What initially captured my attention, actually, was the image of Bacchus by artist Jan van Dalen used to represent the event. It’s just brilliant. In this painting, the god of wine looks a little, well frankly, a lot tipsy. Bacchus is portrayed as an affable fellow who has rosy cheeks, a wild mane of hair adorned with a spray of unruly ivy, and an expression that says, “Here, come and share this wine with me. I’ve already sampled it, and it’s a good vintage. Hic!”. He even extends a glass full of pale, shimmering wine to the viewer. How can you resist such an enticing invitation?
The information about the exhibition includes the following background :
“One of the earliest plants cultivated by man, wine played a pivotal role in the social and religious life of classical antiquity. In Ancient Greece and Rome wine was associated with Dionysus/Bacchus, patron of the theatre and guardian deity of law and order - as well as the master of orgiastic festivals.”
However, paintings of inebriated Classical gods aren’t the only thing to see at this exhibit. There are also treasures such as goblets, tapestries depicting mythological scenes, and tempting paintings of luscious grapes all available to enjoy.
Read more about the exhibit, and see tantalizing glimpses of some of the works of art on display, at the Kunsthistorisches Museum web site. Please note, however, that while the brief description of the event is translated into English, the names of the art works are not. Be that as it may, a picture is still worth a thousand words.

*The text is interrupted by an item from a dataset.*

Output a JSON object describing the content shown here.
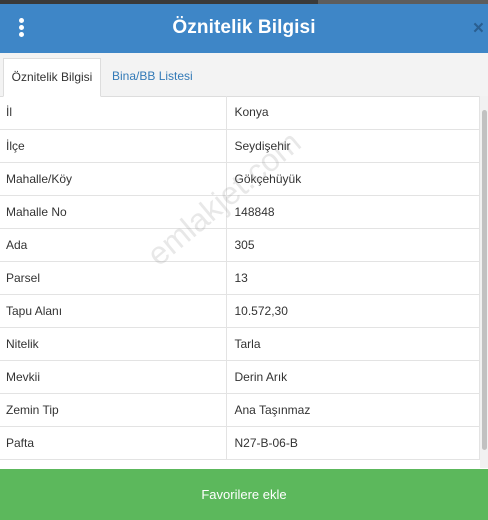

While the exhibition in the Kunsthistorisches Museum ends on September 2, 2012, hopefully “Art and Wine” will continue to be available online for some time. After all, seeing that painting of Bacchus I described makes it well worth the visit.